Cryptocurrency Discrimination: Czech Republic’s Banking Challenge

Cryptocurrency companies in the Czech Republic have faced a challenging situation as Raiffeisenbank has closed the accounts of firms in the cryptocurrency sector. This has caused problems and loss of competitiveness for smaller companies in the industry. The bank justifies its actions by citing security concerns. Previously, Equa Bank was seen as supportive of cryptocurrency companies in the Czech Republic. Still, after being acquired by Raiffeisenbank, it became increasingly likely that clouds were gathering over the industry.

Cryptocurrency companies now encounter significant difficulties opening bank accounts if they operate in cryptocurrency. Banks have a form checkbox asking whether the business is related to cryptocurrencies. If answered affirmatively, the bank refuses to open an account without further investigating the nature of the company’s operations. The Czech Cryptocurrency Association (ČKMA) expressed concern over the discrimination faced by companies in the cryptocurrency sector, as any entrepreneur in the country can open a bank account except those in the industry.

As a result, affected companies often turn to non-banking institutions with licenses for payment services. However, these institutions also have limitations, particularly regarding processing many daily transactions. The closure of bank accounts significantly complicates the situation, especially for smaller cryptocurrency companies. František Vinopal, the chairman of ČKMA, stated that companies in the cryptocurrency sector are being discriminated against and that the situation has made them less competitive.

The closure of bank accounts has affected several companies, including Coinmate, a cryptocurrency exchange. The co-founder of Coinmate, Roman Valihrach, understands the bank’s decision, as he believes that banks lack experts in cryptocurrencies and view these markets as too risky. While the closure does not directly impact Coinmate’s operations, Valihrach acknowledges that the situation has led to a less competitive environment. The closure of accounts to all companies in the sector is seen as a significant disruption to the market.

Raiffeisenbank defended its actions by prioritizing maximum caution and security in managing its clients’ finances. However, Marek Kyrsch, the CEO of Anycoin, a cryptocurrency exchange, disagrees, viewing the closure of accounts for all companies in the industry as a significant disruption to the Czech cryptocurrency market. Kyrsch finds it paradoxical that Raiffeisenbank partnered with the Austrian company Bitpanda while virtually destroying the entire industry in the Czech Republic.

Companies such as SatoshiLabs, the popular Trezor hardware wallet creator for storing cryptocurrencies, have also faced obstacles. Although Trezor did not have accounts with Equa Bank, one of its other companies closed its US dollar account without any explanation or opportunity for clarification or defense. The cryptocurrency sector in the Czech Republic has significant growth potential, but industry representatives seek fair conditions, clear legislation, and equal treatment.

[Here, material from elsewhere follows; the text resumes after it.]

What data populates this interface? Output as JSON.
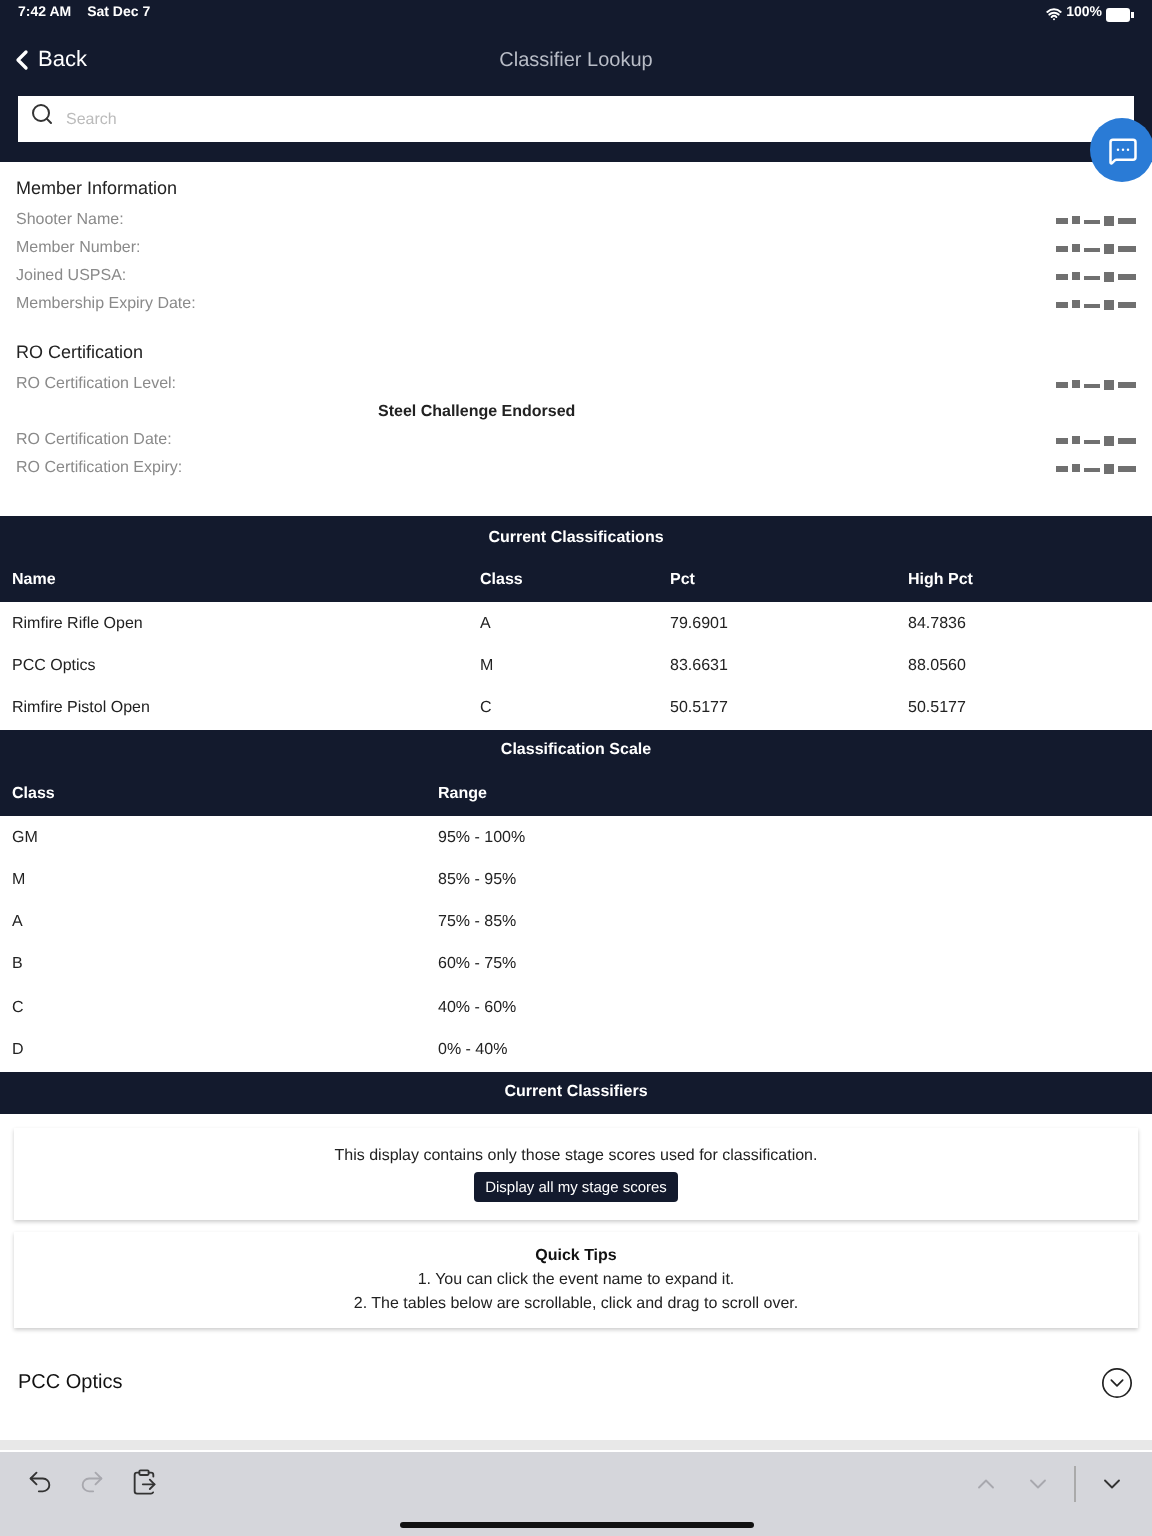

In response to the unfavorable situation cryptocurrency businesses face, the Czech Cryptocurrency Association (ČKMA) is preparing legal steps to protect the interests of its members. The association is also exploring options for legislative changes that would enable companies in the sector to operate without these difficulties. The ongoing actions and potential legal processes aim to address the discrimination faced by cryptocurrency companies in the Czech Republic.